MATERIAL PROVIDED »
• • •

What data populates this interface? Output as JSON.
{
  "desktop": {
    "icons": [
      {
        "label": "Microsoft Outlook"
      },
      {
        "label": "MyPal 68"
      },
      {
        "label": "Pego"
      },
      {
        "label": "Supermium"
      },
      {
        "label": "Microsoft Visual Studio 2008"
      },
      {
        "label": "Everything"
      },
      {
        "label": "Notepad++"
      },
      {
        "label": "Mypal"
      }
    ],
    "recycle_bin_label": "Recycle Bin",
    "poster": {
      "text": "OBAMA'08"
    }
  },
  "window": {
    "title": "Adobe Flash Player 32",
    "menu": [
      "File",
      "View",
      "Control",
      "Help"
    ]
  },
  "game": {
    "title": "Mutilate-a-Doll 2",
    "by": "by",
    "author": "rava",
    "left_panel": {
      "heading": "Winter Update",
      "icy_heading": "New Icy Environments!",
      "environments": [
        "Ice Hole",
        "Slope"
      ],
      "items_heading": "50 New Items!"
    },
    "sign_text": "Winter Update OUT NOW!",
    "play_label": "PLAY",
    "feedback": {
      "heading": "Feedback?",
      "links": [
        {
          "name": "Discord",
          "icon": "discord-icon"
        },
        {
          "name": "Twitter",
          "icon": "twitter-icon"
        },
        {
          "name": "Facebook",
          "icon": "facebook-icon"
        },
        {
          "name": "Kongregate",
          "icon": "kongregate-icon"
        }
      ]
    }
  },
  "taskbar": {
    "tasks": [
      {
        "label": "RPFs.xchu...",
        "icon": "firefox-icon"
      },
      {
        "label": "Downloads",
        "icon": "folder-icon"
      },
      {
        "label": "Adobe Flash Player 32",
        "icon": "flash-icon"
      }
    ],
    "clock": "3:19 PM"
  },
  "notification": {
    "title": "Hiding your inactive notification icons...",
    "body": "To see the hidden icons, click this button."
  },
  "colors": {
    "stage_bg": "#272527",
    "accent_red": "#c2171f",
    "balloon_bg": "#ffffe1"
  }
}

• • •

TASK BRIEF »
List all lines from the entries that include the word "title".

FINISHED TASK »
    "title": "Adobe Flash Player 32",
    "title": "Mutilate-a-Doll 2",
    "title": "Hiding your inactive notification icons...",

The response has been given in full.